** STORED DATA follows **

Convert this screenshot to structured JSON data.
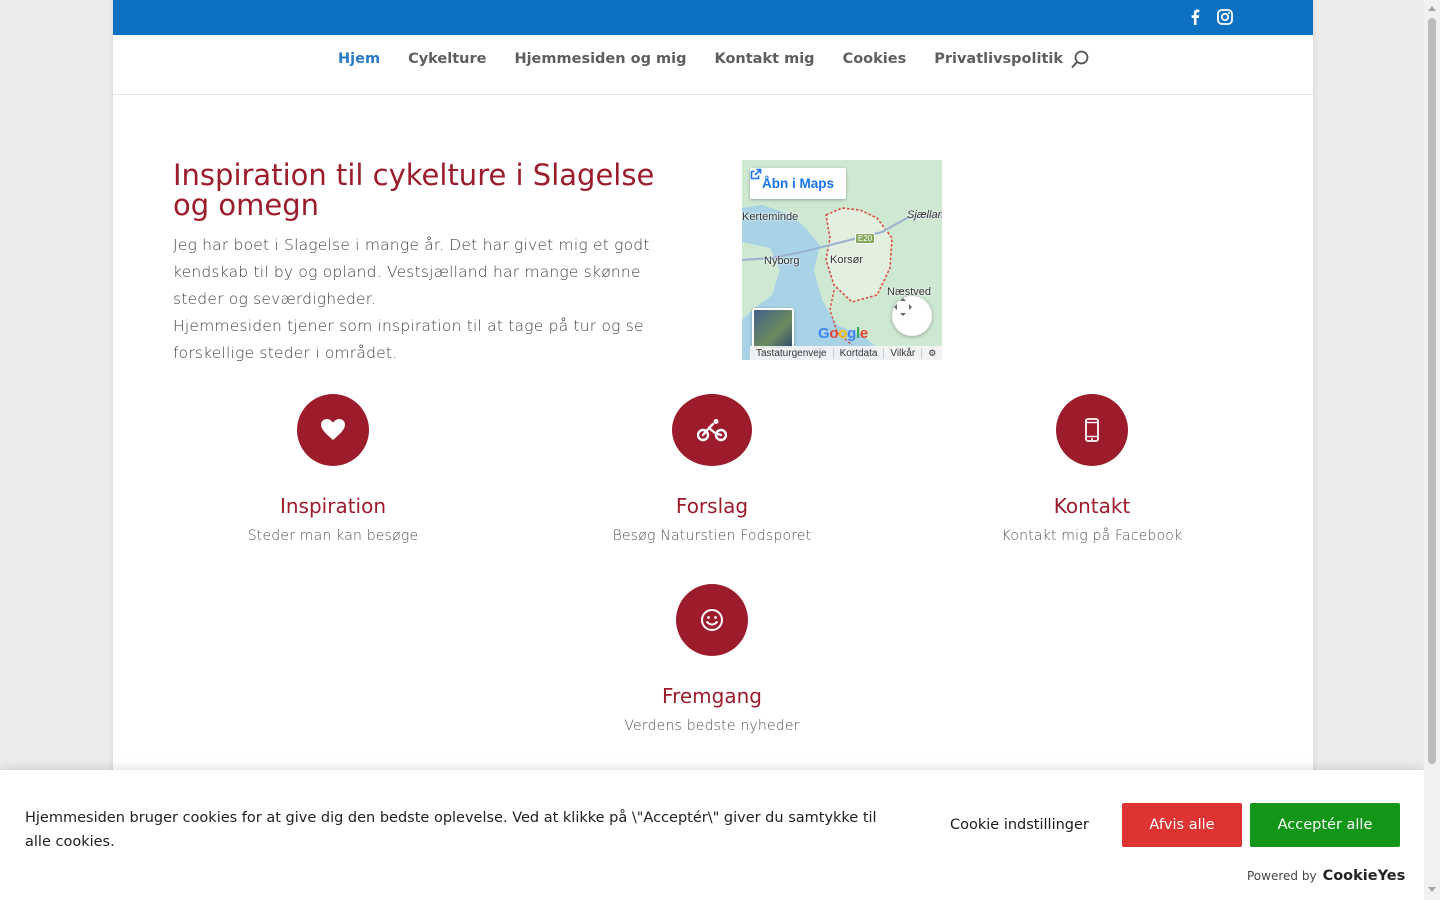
{
  "nav": {
    "items": [
      {
        "label": "Hjem",
        "active": true
      },
      {
        "label": "Cykelture"
      },
      {
        "label": "Hjemmesiden og mig"
      },
      {
        "label": "Kontakt mig"
      },
      {
        "label": "Cookies"
      },
      {
        "label": "Privatlivspolitik"
      }
    ]
  },
  "icons": {
    "facebook": "facebook-icon",
    "instagram": "instagram-icon",
    "search": "search-icon"
  },
  "intro": {
    "title": "Inspiration til cykelture i Slagelse og omegn",
    "paragraph1": "Jeg har boet i Slagelse i mange år. Det har givet mig et godt kendskab til by og opland. Vestsjælland har mange skønne steder og seværdigheder.",
    "paragraph2": "Hjemmesiden tjener som inspiration til at tage på tur og se forskellige steder i området."
  },
  "map": {
    "open_label": "Åbn i Maps",
    "places": [
      "Kerteminde",
      "Sjællan",
      "Nyborg",
      "Korsør",
      "Næstved"
    ],
    "road": "E20",
    "logo": "Google",
    "footer": [
      "Tastaturgenveje",
      "Kortdata",
      "Vilkår"
    ]
  },
  "features": [
    {
      "title": "Inspiration",
      "text": "Steder man kan besøge",
      "icon": "heart-icon"
    },
    {
      "title": "Forslag",
      "text": "Besøg Naturstien Fodsporet",
      "icon": "bicycle-icon"
    },
    {
      "title": "Kontakt",
      "text": "Kontakt mig på Facebook",
      "icon": "phone-icon"
    },
    {
      "title": "Fremgang",
      "text": "Verdens bedste nyheder",
      "icon": "smiley-icon"
    }
  ],
  "cookie": {
    "text": "Hjemmesiden bruger cookies for at give dig den bedste oplevelse. Ved at klikke på \\\"Acceptér\\\" giver du samtykke til alle cookies.",
    "settings_label": "Cookie indstillinger",
    "reject_label": "Afvis alle",
    "accept_label": "Acceptér alle",
    "powered_by": "Powered by",
    "brand": "CookieYes"
  },
  "colors": {
    "topbar": "#0c71c3",
    "accent": "#9c1c2c",
    "nav_active": "#2a7ac7",
    "reject": "#dd3333",
    "accept": "#119618"
  }
}
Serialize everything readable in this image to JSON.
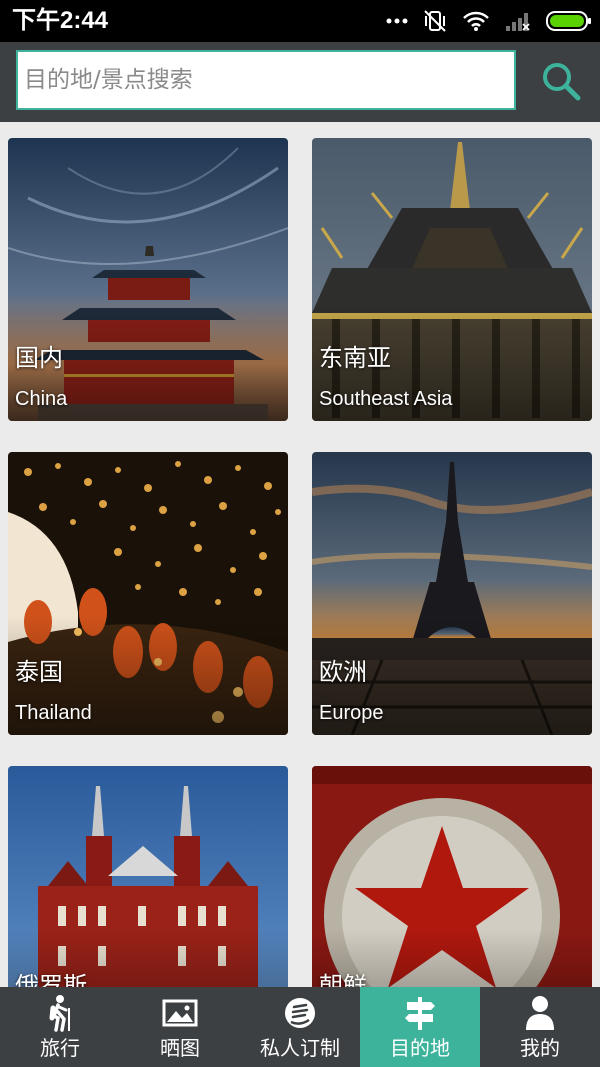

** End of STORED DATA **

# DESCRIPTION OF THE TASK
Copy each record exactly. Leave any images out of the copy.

# SOLUTION TO THE EXERCISE
Convert this screenshot to structured JSON data.
{
  "nav": {
    "items": [
      {
        "label": "Hjem",
        "active": true
      },
      {
        "label": "Cykelture"
      },
      {
        "label": "Hjemmesiden og mig"
      },
      {
        "label": "Kontakt mig"
      },
      {
        "label": "Cookies"
      },
      {
        "label": "Privatlivspolitik"
      }
    ]
  },
  "icons": {
    "facebook": "facebook-icon",
    "instagram": "instagram-icon",
    "search": "search-icon"
  },
  "intro": {
    "title": "Inspiration til cykelture i Slagelse og omegn",
    "paragraph1": "Jeg har boet i Slagelse i mange år. Det har givet mig et godt kendskab til by og opland. Vestsjælland har mange skønne steder og seværdigheder.",
    "paragraph2": "Hjemmesiden tjener som inspiration til at tage på tur og se forskellige steder i området."
  },
  "map": {
    "open_label": "Åbn i Maps",
    "places": [
      "Kerteminde",
      "Sjællan",
      "Nyborg",
      "Korsør",
      "Næstved"
    ],
    "road": "E20",
    "logo": "Google",
    "footer": [
      "Tastaturgenveje",
      "Kortdata",
      "Vilkår"
    ]
  },
  "features": [
    {
      "title": "Inspiration",
      "text": "Steder man kan besøge",
      "icon": "heart-icon"
    },
    {
      "title": "Forslag",
      "text": "Besøg Naturstien Fodsporet",
      "icon": "bicycle-icon"
    },
    {
      "title": "Kontakt",
      "text": "Kontakt mig på Facebook",
      "icon": "phone-icon"
    },
    {
      "title": "Fremgang",
      "text": "Verdens bedste nyheder",
      "icon": "smiley-icon"
    }
  ],
  "cookie": {
    "text": "Hjemmesiden bruger cookies for at give dig den bedste oplevelse. Ved at klikke på \\\"Acceptér\\\" giver du samtykke til alle cookies.",
    "settings_label": "Cookie indstillinger",
    "reject_label": "Afvis alle",
    "accept_label": "Acceptér alle",
    "powered_by": "Powered by",
    "brand": "CookieYes"
  },
  "colors": {
    "topbar": "#0c71c3",
    "accent": "#9c1c2c",
    "nav_active": "#2a7ac7",
    "reject": "#dd3333",
    "accept": "#119618"
  }
}
Serialize everything readable in this image to JSON.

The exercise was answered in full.